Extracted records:
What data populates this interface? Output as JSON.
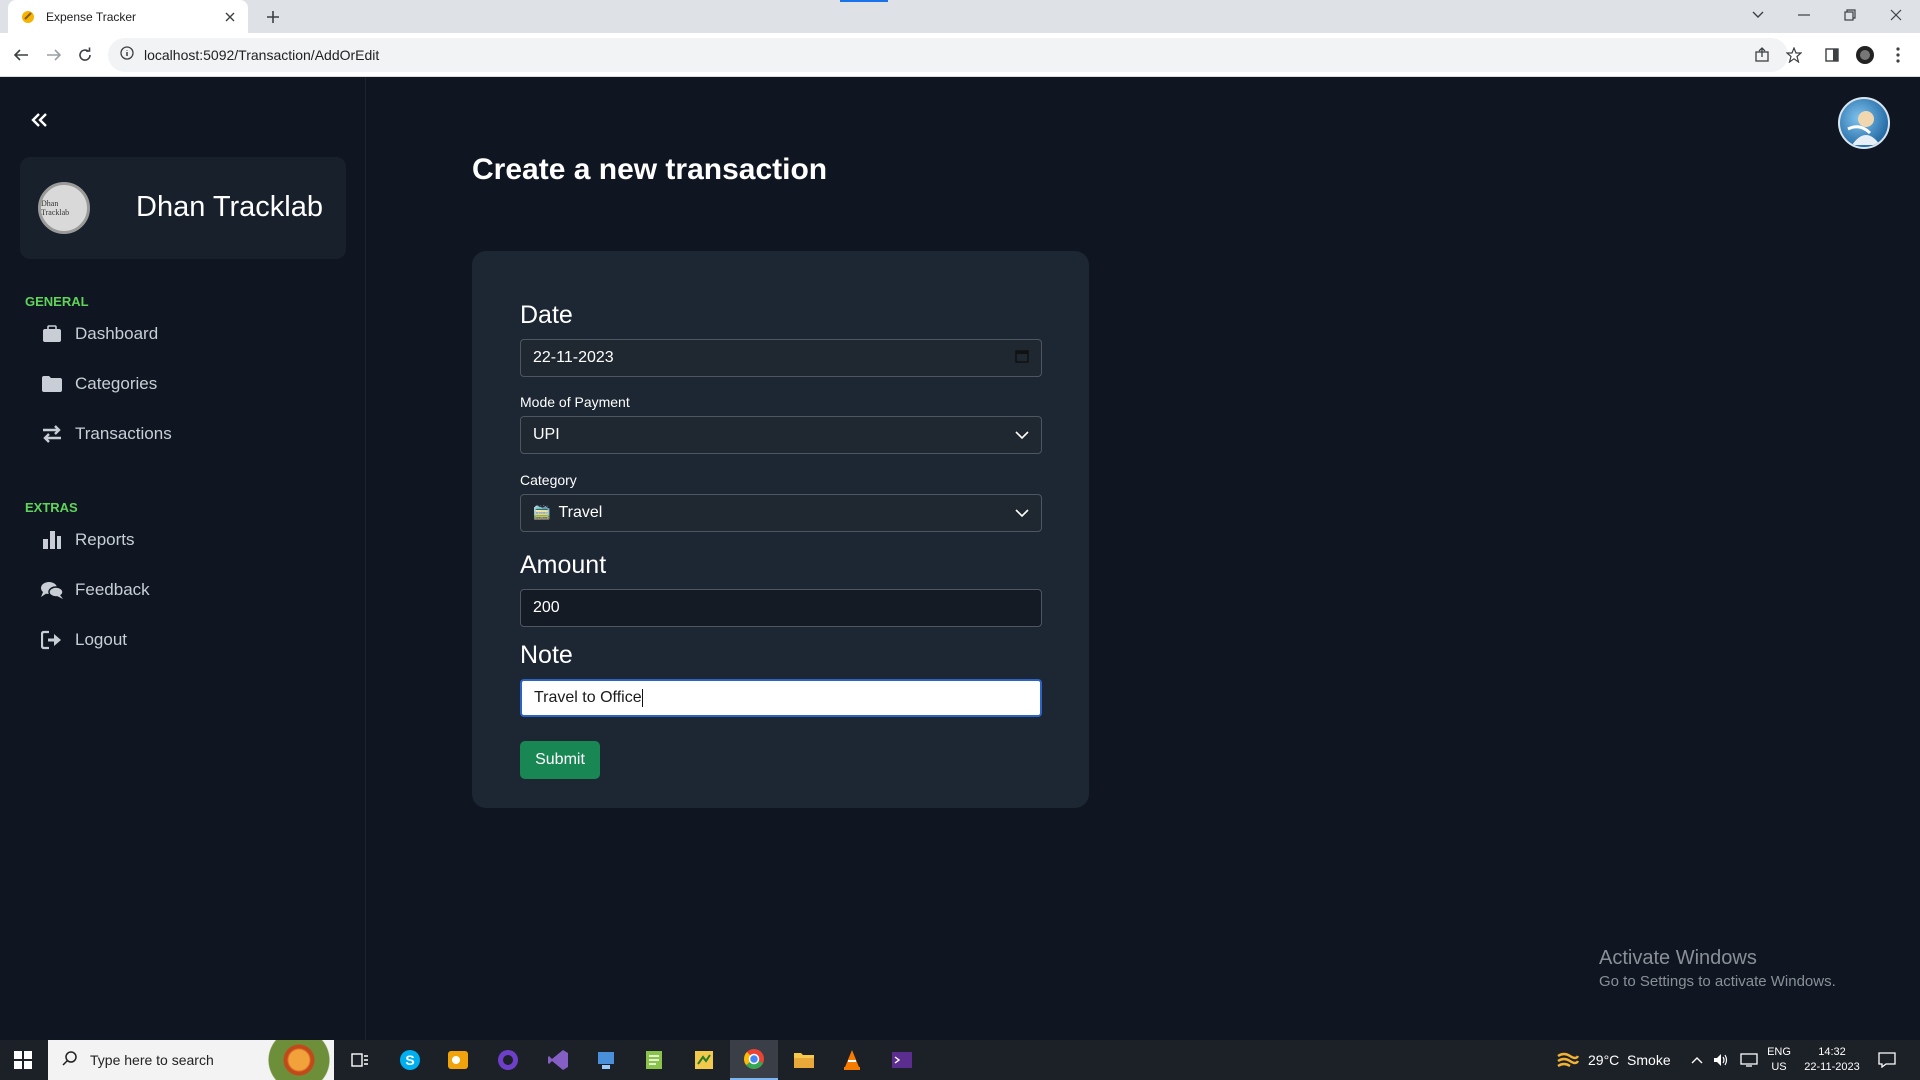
{
  "browser": {
    "tab_title": "Expense Tracker",
    "url": "localhost:5092/Transaction/AddOrEdit"
  },
  "sidebar": {
    "brand_name": "Dhan Tracklab",
    "brand_logo_text": "Dhan Tracklab",
    "general_title": "GENERAL",
    "extras_title": "EXTRAS",
    "general_items": [
      {
        "label": "Dashboard",
        "icon": "dashboard-icon"
      },
      {
        "label": "Categories",
        "icon": "folder-icon"
      },
      {
        "label": "Transactions",
        "icon": "arrows-exchange-icon"
      }
    ],
    "extras_items": [
      {
        "label": "Reports",
        "icon": "bar-chart-icon"
      },
      {
        "label": "Feedback",
        "icon": "comments-icon"
      },
      {
        "label": "Logout",
        "icon": "logout-icon"
      }
    ]
  },
  "main": {
    "page_title": "Create a new transaction",
    "form": {
      "date_label": "Date",
      "date_value": "22-11-2023",
      "payment_label": "Mode of Payment",
      "payment_value": "UPI",
      "category_label": "Category",
      "category_icon": "🚞",
      "category_value": "Travel",
      "amount_label": "Amount",
      "amount_value": "200",
      "note_label": "Note",
      "note_value": "Travel to Office",
      "submit_label": "Submit"
    }
  },
  "watermark": {
    "title": "Activate Windows",
    "subtitle": "Go to Settings to activate Windows."
  },
  "taskbar": {
    "search_placeholder": "Type here to search",
    "weather": "29°C  Smoke",
    "lang_top": "ENG",
    "lang_bottom": "US",
    "time": "14:32",
    "date": "22-11-2023"
  },
  "colors": {
    "accent_green": "#5fd35a",
    "submit_green": "#198754",
    "app_background": "#101621",
    "card_background": "#1d2633"
  }
}
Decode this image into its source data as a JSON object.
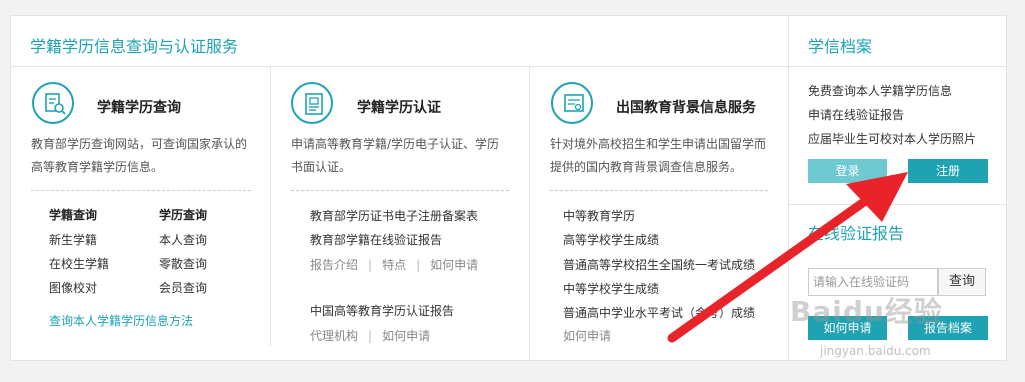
{
  "main": {
    "title": "学籍学历信息查询与认证服务"
  },
  "columns": [
    {
      "title": "学籍学历查询",
      "desc_lines": [
        "教育部学历查询网站，可查询国家承认的",
        "高等教育学籍学历信息。"
      ],
      "grid": {
        "col1_head": "学籍查询",
        "col1": [
          "新生学籍",
          "在校生学籍",
          "图像校对"
        ],
        "col2_head": "学历查询",
        "col2": [
          "本人查询",
          "零散查询",
          "会员查询"
        ]
      },
      "method_link": "查询本人学籍学历信息方法"
    },
    {
      "title": "学籍学历认证",
      "desc_lines": [
        "申请高等教育学籍/学历电子认证、学历",
        "书面认证。"
      ],
      "links": [
        "教育部学历证书电子注册备案表",
        "教育部学籍在线验证报告"
      ],
      "sub1": [
        "报告介绍",
        "特点",
        "如何申请"
      ],
      "report": "中国高等教育学历认证报告",
      "sub2": [
        "代理机构",
        "如何申请"
      ]
    },
    {
      "title": "出国教育背景信息服务",
      "desc_lines": [
        "针对境外高校招生和学生申请出国留学而",
        "提供的国内教育背景调查信息服务。"
      ],
      "items": [
        "中等教育学历",
        "高等学校学生成绩",
        "普通高等学校招生全国统一考试成绩",
        "中等学校学生成绩",
        "普通高中学业水平考试（会考）成绩"
      ],
      "apply": "如何申请"
    }
  ],
  "sidebar": {
    "title": "学信档案",
    "links": [
      "免费查询本人学籍学历信息",
      "申请在线验证报告",
      "应届毕业生可校对本人学历照片"
    ],
    "login": "登录",
    "register": "注册",
    "verify_title": "在线验证报告",
    "verify_placeholder": "请输入在线验证码",
    "verify_button": "查询",
    "btn_how": "如何申请",
    "btn_file": "报告档案"
  },
  "watermark": {
    "text": "Baidu经验",
    "sub": "jingyan.baidu.com"
  },
  "colors": {
    "accent": "#1fa3b3",
    "accent_light": "#6ec9d1",
    "arrow": "#e8232a"
  },
  "icons": [
    "search-doc-icon",
    "certificate-icon",
    "diploma-icon",
    "arrow-annotation"
  ]
}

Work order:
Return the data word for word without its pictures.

Response for this exercise:
What data populates this interface? Output as JSON.
{
  "browser": {
    "tab_title": "Expense Tracker",
    "url": "localhost:5092/Transaction/AddOrEdit"
  },
  "sidebar": {
    "brand_name": "Dhan Tracklab",
    "brand_logo_text": "Dhan Tracklab",
    "general_title": "GENERAL",
    "extras_title": "EXTRAS",
    "general_items": [
      {
        "label": "Dashboard",
        "icon": "dashboard-icon"
      },
      {
        "label": "Categories",
        "icon": "folder-icon"
      },
      {
        "label": "Transactions",
        "icon": "arrows-exchange-icon"
      }
    ],
    "extras_items": [
      {
        "label": "Reports",
        "icon": "bar-chart-icon"
      },
      {
        "label": "Feedback",
        "icon": "comments-icon"
      },
      {
        "label": "Logout",
        "icon": "logout-icon"
      }
    ]
  },
  "main": {
    "page_title": "Create a new transaction",
    "form": {
      "date_label": "Date",
      "date_value": "22-11-2023",
      "payment_label": "Mode of Payment",
      "payment_value": "UPI",
      "category_label": "Category",
      "category_icon": "🚞",
      "category_value": "Travel",
      "amount_label": "Amount",
      "amount_value": "200",
      "note_label": "Note",
      "note_value": "Travel to Office",
      "submit_label": "Submit"
    }
  },
  "watermark": {
    "title": "Activate Windows",
    "subtitle": "Go to Settings to activate Windows."
  },
  "taskbar": {
    "search_placeholder": "Type here to search",
    "weather": "29°C  Smoke",
    "lang_top": "ENG",
    "lang_bottom": "US",
    "time": "14:32",
    "date": "22-11-2023"
  },
  "colors": {
    "accent_green": "#5fd35a",
    "submit_green": "#198754",
    "app_background": "#101621",
    "card_background": "#1d2633"
  }
}
Decode this image into its source data as a JSON object.
{
  "main": {
    "title": "学籍学历信息查询与认证服务"
  },
  "columns": [
    {
      "title": "学籍学历查询",
      "desc_lines": [
        "教育部学历查询网站，可查询国家承认的",
        "高等教育学籍学历信息。"
      ],
      "grid": {
        "col1_head": "学籍查询",
        "col1": [
          "新生学籍",
          "在校生学籍",
          "图像校对"
        ],
        "col2_head": "学历查询",
        "col2": [
          "本人查询",
          "零散查询",
          "会员查询"
        ]
      },
      "method_link": "查询本人学籍学历信息方法"
    },
    {
      "title": "学籍学历认证",
      "desc_lines": [
        "申请高等教育学籍/学历电子认证、学历",
        "书面认证。"
      ],
      "links": [
        "教育部学历证书电子注册备案表",
        "教育部学籍在线验证报告"
      ],
      "sub1": [
        "报告介绍",
        "特点",
        "如何申请"
      ],
      "report": "中国高等教育学历认证报告",
      "sub2": [
        "代理机构",
        "如何申请"
      ]
    },
    {
      "title": "出国教育背景信息服务",
      "desc_lines": [
        "针对境外高校招生和学生申请出国留学而",
        "提供的国内教育背景调查信息服务。"
      ],
      "items": [
        "中等教育学历",
        "高等学校学生成绩",
        "普通高等学校招生全国统一考试成绩",
        "中等学校学生成绩",
        "普通高中学业水平考试（会考）成绩"
      ],
      "apply": "如何申请"
    }
  ],
  "sidebar": {
    "title": "学信档案",
    "links": [
      "免费查询本人学籍学历信息",
      "申请在线验证报告",
      "应届毕业生可校对本人学历照片"
    ],
    "login": "登录",
    "register": "注册",
    "verify_title": "在线验证报告",
    "verify_placeholder": "请输入在线验证码",
    "verify_button": "查询",
    "btn_how": "如何申请",
    "btn_file": "报告档案"
  },
  "watermark": {
    "text": "Baidu经验",
    "sub": "jingyan.baidu.com"
  },
  "colors": {
    "accent": "#1fa3b3",
    "accent_light": "#6ec9d1",
    "arrow": "#e8232a"
  },
  "icons": [
    "search-doc-icon",
    "certificate-icon",
    "diploma-icon",
    "arrow-annotation"
  ]
}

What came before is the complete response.